And this is why I find it very surprising that Children of Men is being promoted as an Oscar-worthy film, conspicuously opening in a few Los Angeles theatres during the last week of December in order to qualify for the honors. However, the film strikes me as too laden with gratuitous violence, especially in its interminable final sequence, to really appeal to film connoisseurs, and its calmer intervals of Masterpiece Theatre-style acting, despite all those British accents, are frankly not that impressive. For instance, the filmmakers were possibly hoping that multiple nominees Julianne Moore and Michael Caine would be recognized for their supporting performances, yet both actors are (unusually) given little to do in the film and (unusually) do not do it particularly well. But Caine does have one interesting speech in which he describes life as a "cosmic battle between faith and chance." So, if one’s faith in the ability of filmmakers to deal with science fiction is not rewarded with this film, there does remain the chance that, someday, another filmmaker will return to the evocative theme of "a world without children’s voices" with more interesting results.

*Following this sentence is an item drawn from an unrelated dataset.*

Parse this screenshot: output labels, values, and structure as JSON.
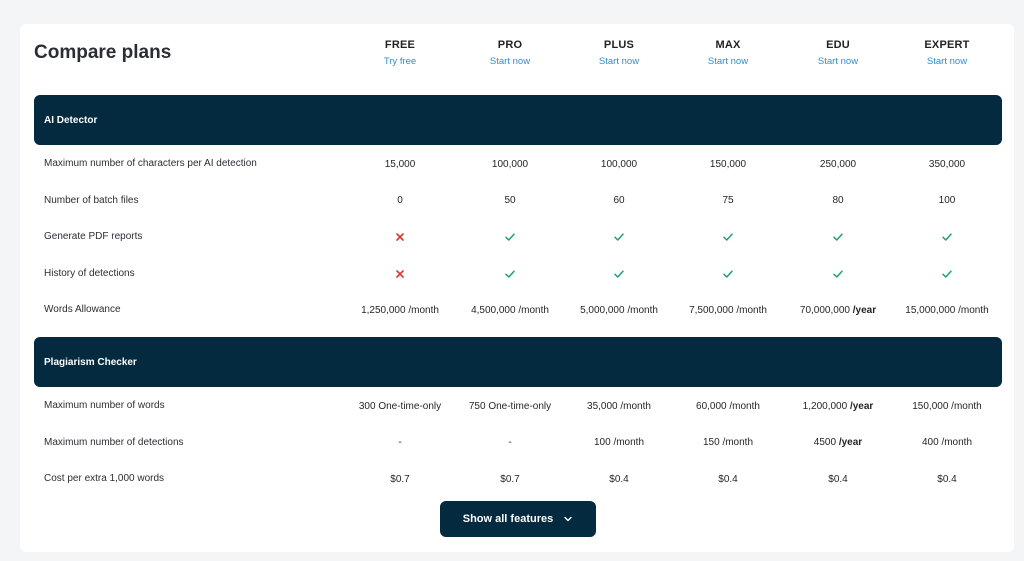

Gary Westfahl's recent projects include Science Fiction Quotations: From the Inner Mind to the Outer Limits and The Greenwood Encyclopedia of Science Fiction and Fantasy; samples from these and his other works are available at his World of Westfahl website. His next book, Hugo Gernsback and the Century of Science Fiction, is scheduled to appear in 2007.